On October 16th Mitt Romney, the running Republican candidate produced a speech which has confirmed many people’s worst nightmares.
In the speech made in Hempstead, New York, Romney talked of having whole ‘binders full of women’ who could fill his cabinet. This phrase was supposed to show the feminist stance of the politician. However all he seemed to do was highlight the gender inequality which still exists in the business world today. Indeed the word ‘binders’ has sprung up huge debate online already with various Twitter, Tumblr and even Facebook groups rising up to join the debate.
At the time of writing, the ‘Binders Full of Women’ Facebook page had over 350,000 likes and is still growing. The choice of language alone perhaps highlights Romney’s view of women; that they are merely items which can be commodified within ‘binders’, lumped together and stuck in their patriarchal role as subordinates.
This has opened up the long argued question, does gender inequality still exist even in today’s modern society? Research on the UK carried out by the Guardian in 2011, worryingly, seems to confirm just that. For instance, women stock market brokers earn on average over 42% less an hour than men in the same job. And as a whole, women earn 16% less than men across all sectors of society, and two-thirds of the lowest paid workers in the UK are women, according to ‘UK Feminista’, a charity made to address gender inequality. ‘Feminista’ ultimately aims to raise awareness through social media and physical protest and its Director Kat Banyard is seen by some as an inspiration to young women everywhere.
The debate that Banyard brings forward is that discrimination is not something of the past but a real and present threat that sadly we still have to deal with. Earlier in October another Guardian article researched the prominence of women on the front page of newspapers. Even this brought surprising evidence. They estimate that ‘78% of front page articles are written by men, and 84% of those quoted or mentioned are male’. This research, originally from ‘Women in Journalism’, concluded that men were much more in the public professional sphere than women.

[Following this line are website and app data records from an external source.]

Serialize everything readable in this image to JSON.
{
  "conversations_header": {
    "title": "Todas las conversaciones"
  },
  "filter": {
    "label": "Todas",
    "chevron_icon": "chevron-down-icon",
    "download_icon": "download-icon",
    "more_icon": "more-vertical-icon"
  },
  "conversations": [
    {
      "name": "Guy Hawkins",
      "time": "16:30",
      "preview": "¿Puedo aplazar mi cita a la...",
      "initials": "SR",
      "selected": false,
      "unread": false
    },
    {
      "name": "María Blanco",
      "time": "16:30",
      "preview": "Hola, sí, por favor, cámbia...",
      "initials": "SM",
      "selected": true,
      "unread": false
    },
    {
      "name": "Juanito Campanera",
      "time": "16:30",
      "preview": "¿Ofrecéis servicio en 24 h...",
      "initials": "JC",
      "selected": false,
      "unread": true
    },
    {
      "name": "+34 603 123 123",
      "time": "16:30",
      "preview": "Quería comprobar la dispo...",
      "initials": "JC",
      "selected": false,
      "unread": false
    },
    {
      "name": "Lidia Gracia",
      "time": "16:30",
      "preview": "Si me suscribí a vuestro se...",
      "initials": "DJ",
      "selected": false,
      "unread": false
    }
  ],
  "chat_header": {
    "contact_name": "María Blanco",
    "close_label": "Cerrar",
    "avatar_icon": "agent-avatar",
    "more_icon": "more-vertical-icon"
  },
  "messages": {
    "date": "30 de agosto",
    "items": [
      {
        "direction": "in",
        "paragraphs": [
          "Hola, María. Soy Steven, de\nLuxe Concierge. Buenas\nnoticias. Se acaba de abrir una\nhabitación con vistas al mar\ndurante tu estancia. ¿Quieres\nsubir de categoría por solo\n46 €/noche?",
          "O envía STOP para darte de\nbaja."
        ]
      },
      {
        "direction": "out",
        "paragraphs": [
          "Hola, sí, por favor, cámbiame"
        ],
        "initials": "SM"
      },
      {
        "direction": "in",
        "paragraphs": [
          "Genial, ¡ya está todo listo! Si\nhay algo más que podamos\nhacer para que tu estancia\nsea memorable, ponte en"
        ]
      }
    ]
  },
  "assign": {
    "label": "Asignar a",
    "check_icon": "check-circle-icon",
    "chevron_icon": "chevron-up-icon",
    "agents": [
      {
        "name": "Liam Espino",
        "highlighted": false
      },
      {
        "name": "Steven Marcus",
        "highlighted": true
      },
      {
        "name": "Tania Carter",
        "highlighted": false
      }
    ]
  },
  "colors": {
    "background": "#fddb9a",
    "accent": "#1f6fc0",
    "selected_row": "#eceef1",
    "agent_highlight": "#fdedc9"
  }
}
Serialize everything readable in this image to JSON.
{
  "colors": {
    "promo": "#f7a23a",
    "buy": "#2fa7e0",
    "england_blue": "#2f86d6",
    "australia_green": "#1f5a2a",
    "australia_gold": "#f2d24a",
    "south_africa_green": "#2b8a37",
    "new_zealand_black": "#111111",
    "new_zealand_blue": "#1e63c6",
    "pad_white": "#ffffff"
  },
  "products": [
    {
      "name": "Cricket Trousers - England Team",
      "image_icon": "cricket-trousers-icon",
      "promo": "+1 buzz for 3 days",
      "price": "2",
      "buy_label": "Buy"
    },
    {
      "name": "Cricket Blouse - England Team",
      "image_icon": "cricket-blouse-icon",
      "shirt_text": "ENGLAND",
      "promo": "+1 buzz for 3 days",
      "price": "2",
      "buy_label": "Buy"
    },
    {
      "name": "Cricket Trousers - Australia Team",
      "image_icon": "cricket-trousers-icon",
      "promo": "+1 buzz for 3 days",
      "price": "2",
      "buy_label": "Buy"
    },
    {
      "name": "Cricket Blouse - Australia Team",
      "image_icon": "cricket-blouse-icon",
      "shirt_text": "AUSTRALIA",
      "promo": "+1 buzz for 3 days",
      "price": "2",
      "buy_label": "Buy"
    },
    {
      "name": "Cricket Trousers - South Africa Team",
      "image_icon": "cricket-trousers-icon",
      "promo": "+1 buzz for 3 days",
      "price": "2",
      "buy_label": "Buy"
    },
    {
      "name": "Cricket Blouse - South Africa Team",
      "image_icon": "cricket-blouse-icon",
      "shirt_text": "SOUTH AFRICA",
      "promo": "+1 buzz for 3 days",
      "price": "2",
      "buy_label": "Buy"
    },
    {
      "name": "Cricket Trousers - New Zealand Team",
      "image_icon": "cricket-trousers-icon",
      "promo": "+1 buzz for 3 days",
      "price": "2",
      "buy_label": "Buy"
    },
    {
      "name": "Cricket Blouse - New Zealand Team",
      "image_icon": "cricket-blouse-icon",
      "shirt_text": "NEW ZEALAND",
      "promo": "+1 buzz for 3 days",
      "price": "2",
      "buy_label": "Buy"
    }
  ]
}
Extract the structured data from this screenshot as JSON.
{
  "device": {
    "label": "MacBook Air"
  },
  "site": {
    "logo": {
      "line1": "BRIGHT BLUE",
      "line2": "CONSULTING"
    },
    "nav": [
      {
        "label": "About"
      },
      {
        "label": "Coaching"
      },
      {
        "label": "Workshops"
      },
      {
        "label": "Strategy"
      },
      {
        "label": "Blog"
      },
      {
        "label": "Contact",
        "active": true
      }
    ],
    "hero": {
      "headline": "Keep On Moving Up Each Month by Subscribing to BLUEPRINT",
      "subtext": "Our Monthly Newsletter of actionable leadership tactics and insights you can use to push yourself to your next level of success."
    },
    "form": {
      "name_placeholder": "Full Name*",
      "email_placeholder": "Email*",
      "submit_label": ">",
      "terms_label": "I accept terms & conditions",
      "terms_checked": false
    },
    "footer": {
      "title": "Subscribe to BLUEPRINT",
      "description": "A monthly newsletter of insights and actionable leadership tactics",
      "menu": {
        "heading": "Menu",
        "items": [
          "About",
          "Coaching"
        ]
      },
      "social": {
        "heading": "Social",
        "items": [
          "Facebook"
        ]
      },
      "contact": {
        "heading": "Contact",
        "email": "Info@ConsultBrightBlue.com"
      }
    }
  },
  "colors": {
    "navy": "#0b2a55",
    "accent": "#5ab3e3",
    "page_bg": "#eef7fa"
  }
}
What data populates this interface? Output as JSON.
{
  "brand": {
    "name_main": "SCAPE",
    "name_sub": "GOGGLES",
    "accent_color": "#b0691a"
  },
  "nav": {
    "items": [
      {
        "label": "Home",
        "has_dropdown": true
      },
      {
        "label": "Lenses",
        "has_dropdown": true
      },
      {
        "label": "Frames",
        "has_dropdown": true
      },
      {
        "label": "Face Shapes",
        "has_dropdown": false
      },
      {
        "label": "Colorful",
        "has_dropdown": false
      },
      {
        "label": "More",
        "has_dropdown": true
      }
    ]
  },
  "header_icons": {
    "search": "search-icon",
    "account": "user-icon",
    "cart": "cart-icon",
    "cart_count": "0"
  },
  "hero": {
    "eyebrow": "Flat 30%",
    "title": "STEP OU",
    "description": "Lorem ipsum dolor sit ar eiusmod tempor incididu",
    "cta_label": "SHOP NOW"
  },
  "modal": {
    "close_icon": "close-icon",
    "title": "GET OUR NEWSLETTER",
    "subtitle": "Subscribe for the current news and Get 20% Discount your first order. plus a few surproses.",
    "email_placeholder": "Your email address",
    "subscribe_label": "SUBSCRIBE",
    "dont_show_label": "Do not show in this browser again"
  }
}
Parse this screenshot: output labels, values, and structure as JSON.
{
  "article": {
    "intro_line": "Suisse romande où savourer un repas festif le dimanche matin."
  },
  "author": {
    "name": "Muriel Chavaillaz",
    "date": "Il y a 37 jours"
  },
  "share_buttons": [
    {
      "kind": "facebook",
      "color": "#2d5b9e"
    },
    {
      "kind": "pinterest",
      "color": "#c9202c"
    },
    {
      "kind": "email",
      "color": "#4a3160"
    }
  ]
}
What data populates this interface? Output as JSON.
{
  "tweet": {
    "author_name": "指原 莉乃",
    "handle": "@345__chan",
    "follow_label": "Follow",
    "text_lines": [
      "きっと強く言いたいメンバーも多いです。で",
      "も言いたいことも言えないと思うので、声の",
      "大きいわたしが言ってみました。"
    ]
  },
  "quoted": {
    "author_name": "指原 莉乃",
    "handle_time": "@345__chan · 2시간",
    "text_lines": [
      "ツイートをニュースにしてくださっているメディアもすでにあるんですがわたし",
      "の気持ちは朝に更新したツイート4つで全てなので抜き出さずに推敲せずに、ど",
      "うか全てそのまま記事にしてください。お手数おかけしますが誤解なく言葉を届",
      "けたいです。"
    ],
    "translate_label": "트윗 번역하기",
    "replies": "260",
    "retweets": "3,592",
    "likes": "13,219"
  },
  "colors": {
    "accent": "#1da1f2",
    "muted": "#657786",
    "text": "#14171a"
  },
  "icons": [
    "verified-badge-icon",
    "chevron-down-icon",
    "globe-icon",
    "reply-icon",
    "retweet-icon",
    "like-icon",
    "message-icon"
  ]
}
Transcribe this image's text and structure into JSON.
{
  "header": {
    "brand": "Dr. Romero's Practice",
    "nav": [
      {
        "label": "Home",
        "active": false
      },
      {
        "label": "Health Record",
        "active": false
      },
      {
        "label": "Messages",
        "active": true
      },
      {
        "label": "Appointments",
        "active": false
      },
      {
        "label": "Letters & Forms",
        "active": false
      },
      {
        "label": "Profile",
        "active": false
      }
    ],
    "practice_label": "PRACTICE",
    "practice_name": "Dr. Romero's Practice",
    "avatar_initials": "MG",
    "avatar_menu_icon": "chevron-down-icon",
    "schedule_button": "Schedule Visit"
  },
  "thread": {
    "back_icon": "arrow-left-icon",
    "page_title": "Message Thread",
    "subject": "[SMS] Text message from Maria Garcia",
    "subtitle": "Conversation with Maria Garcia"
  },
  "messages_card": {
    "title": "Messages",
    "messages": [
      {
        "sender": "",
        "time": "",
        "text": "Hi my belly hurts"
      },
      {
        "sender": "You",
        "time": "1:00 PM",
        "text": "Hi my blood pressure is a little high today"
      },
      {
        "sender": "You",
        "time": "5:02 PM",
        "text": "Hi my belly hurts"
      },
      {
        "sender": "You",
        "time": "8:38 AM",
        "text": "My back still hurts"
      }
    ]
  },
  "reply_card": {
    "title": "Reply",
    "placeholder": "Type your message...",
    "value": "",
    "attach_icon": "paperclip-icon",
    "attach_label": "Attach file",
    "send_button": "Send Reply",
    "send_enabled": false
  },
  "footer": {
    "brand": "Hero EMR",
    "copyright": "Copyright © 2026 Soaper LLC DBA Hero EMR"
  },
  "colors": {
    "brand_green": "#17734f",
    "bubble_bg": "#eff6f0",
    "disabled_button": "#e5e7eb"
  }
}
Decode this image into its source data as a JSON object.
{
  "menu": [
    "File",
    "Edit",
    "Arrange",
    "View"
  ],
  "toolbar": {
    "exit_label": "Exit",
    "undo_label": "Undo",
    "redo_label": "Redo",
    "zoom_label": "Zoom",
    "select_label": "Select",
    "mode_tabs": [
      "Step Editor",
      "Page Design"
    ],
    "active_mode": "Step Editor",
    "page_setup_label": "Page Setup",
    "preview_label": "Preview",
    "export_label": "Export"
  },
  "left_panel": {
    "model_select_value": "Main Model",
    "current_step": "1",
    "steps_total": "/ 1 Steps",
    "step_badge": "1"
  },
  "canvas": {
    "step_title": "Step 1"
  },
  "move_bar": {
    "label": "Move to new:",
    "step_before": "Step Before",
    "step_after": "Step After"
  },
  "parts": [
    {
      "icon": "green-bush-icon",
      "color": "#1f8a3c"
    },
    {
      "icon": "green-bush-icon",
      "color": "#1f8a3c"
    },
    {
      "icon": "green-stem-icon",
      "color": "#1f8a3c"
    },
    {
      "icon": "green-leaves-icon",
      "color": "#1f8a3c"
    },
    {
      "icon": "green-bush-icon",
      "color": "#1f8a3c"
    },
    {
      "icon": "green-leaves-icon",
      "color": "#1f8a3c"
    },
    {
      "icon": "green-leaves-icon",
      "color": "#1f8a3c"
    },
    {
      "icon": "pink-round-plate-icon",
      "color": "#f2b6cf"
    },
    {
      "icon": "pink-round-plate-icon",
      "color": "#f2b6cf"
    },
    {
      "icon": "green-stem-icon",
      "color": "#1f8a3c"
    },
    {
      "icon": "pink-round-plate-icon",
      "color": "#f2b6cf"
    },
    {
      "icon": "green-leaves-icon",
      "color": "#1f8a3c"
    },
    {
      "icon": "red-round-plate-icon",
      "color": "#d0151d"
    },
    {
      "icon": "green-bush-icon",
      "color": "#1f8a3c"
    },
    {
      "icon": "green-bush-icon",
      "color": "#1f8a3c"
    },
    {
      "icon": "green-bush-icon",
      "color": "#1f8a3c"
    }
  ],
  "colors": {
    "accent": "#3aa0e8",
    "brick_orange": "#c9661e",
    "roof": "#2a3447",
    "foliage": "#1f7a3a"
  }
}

How can this still be possible?
For a start, 22% of MPs in the UK are women – no wonder women are not getting a proportional say. The usual argument seems to be that women are often not as high earners or not in such prominent jobs because they have other responsibilities and aspirations. However this does justify the extent to which women are underrepresented and underpaid. How can a country which claims to be a modern, forward thinking, free democracy still have this disparity?
Indeed even on the Conservative website they have outlined the need for policies to improve inequalities within sexes and yet it seems that people are still unwilling to see inequality as a problem. In fact many people listening to Mitt Romney’s speech may not have even questioned the language used. Perhaps the real debate is how can we break this barrier of acceptance and push towards a more equal society without the stigma surrounding feminism.
There are still definitions on Urban Dictionary claiming that feminism is ‘the radical notion that women are people too’. If people think like this, how can discrimination be changed? By not making a statement on the Mitt Romney case perhaps we are ultimately damaging ourselves. Statements like his cannot be overlooked or ignored, gender inequality is still a real problem and people need to wake up to it.